At Inditex's annual general meeting, in July, Pablo Isla, the chairman and CEO of the Spain-based multinational clothing retailer, unveiled ambitious expansion plans for using RFID. One of the world's largest fashion groups, Inditex operates more than 6,300 stores worldwide, and its brands include Zara (its biggest division), Massimo Dutti, Bershka, Pull&Bear and Stradivarius. The group owns the majority of its stores, and designs and manufactures almost all its clothing.

Illustration: iStockphoto

Isla reported that RFID is already being used at all Zara's distribution centers and more than 700 of the approximately 2,000 Zara stores within 22 countries. He added that his company plans to install the technology at all Zara stores by 2016, with a gradual rollout across the rest of its chains.

The company has already implemented RFID at all its stores throughout Spain, the United Kingdom, Ireland, Portugal, Norway, Sweden, Finland, Switzerland and Austria. It has also deployed the technology at some of its stores in Italy, France, Poland, the United States, Belgium, Luxembourg, the Czech Republic, Slovakia, Hungary, Russia, Bulgaria and Croatia. By the end of 2014, Isla said, the firm expects to add Hungary, Poland, Belgium, the Czech Republic, Slovakia, Bulgaria, Croatia and Serbia to the list of countries in which all its Zara stores have fully implemented RFID. By year-end, the company also expects to have added Canada, Greece, Mexico and Romania to the list of countries in which it has partially deployed the technology.

Last year, Marks & Spencer, another major European chain, announced plans to use RFID on all nonfood items across all its stores, and it began implementing the technology this year. During the course of 2014, other European retailers—including Decathlon, a French sporting goods manufacturer and retailer with 700 stores in 18 countries, and Asda, a U.K.-based chain owned by Walmart—jumped on the RFID bandwagon. Though these companies declined to be interviewed by RFID Journal, vendors issued press releases about their deployments.

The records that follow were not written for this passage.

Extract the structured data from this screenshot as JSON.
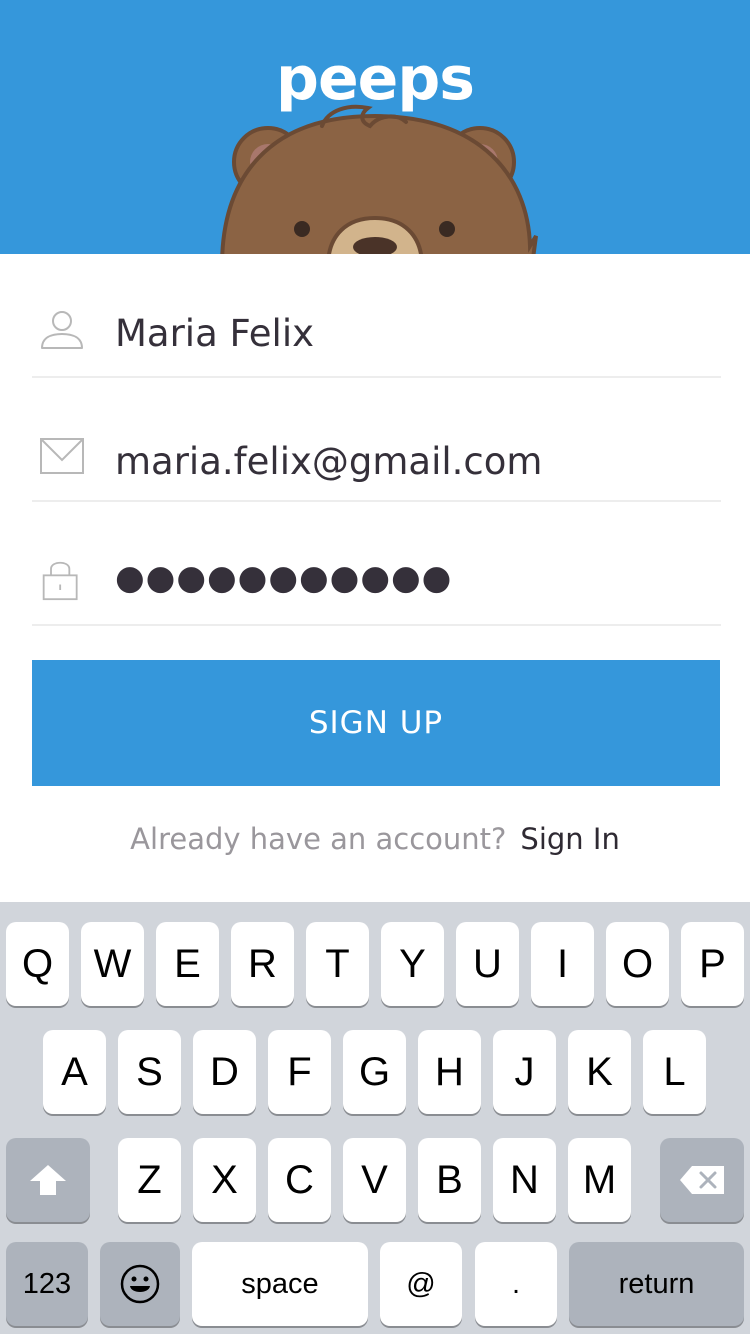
{
  "app": {
    "logo": "peeps",
    "brand_color": "#3597db"
  },
  "form": {
    "name_value": "Maria Felix",
    "email_value": "maria.felix@gmail.com",
    "password_value": "●●●●●●●●●●●",
    "icons": {
      "name": "user-icon",
      "email": "envelope-icon",
      "password": "lock-icon"
    }
  },
  "signup_button": "SIGN UP",
  "signin": {
    "prompt": "Already have an account?",
    "link": "Sign In"
  },
  "keyboard": {
    "row1": [
      "Q",
      "W",
      "E",
      "R",
      "T",
      "Y",
      "U",
      "I",
      "O",
      "P"
    ],
    "row2": [
      "A",
      "S",
      "D",
      "F",
      "G",
      "H",
      "J",
      "K",
      "L"
    ],
    "row3": [
      "Z",
      "X",
      "C",
      "V",
      "B",
      "N",
      "M"
    ],
    "numbers": "123",
    "space": "space",
    "at": "@",
    "period": ".",
    "return": "return"
  }
}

Here are articles RFID Journal published this year about European retail RFID deployments:

Sandro Ferrone to Expand RFID Deployment
Already using Tageos passive UHF RFID tags to track its merchandise at its factory and primary distribution center, the Italian clothing company is preparing to deploy the technology at a second DC and its stores.

British Clothing Retailer Sees RFID as 'Enriching Experience'
Giulio is using privacy-protecting RFID technology from Friendly Technologies to determine which garments shoppers are interested in, and to prompt a touch screen to display information about those products.

Online Furniture Retailer Adds RFID to Its Brick-and-Mortar Showroom
Made.com is providing customers at its London showroom with tablets that they can use to read NFC tags to learn about each product, while giving the retailer access to data about shopper behavior and preferences.

Small Stores in Norway See Payback From RFID
The retailers are using a low-cost solution from Front Systems, consisting of passive UHF RFID labels, as well as inventory-management software, readers and printer-encoders.

Coccinelle Finds RFID Virtually Eliminates Out-of-Stocks for Store and Online Sales
The Dutch clothing retailer is attaching UHF RFID tags to garments, and is using handheld and point-of-sale readers to track which inventory is at stores and available for online sales.

Intersport Expects RFID to Boost Its Sales, Decrease Its Costs
After carrying out a one-store pilot of a combined EAS and RFID system from Cross Point and RFKeeper, the international athletic-goods retailer is installing the technology at other sites.

Heidi.com's New Store Uses NFC RFID to Enable Omnichannel Shopping
The Swiss clothing company has installed virtual shopping kiosks so customers can shop not only for garments at its flagship store, but also for those available via its website, as well as receive personalized services and promotions.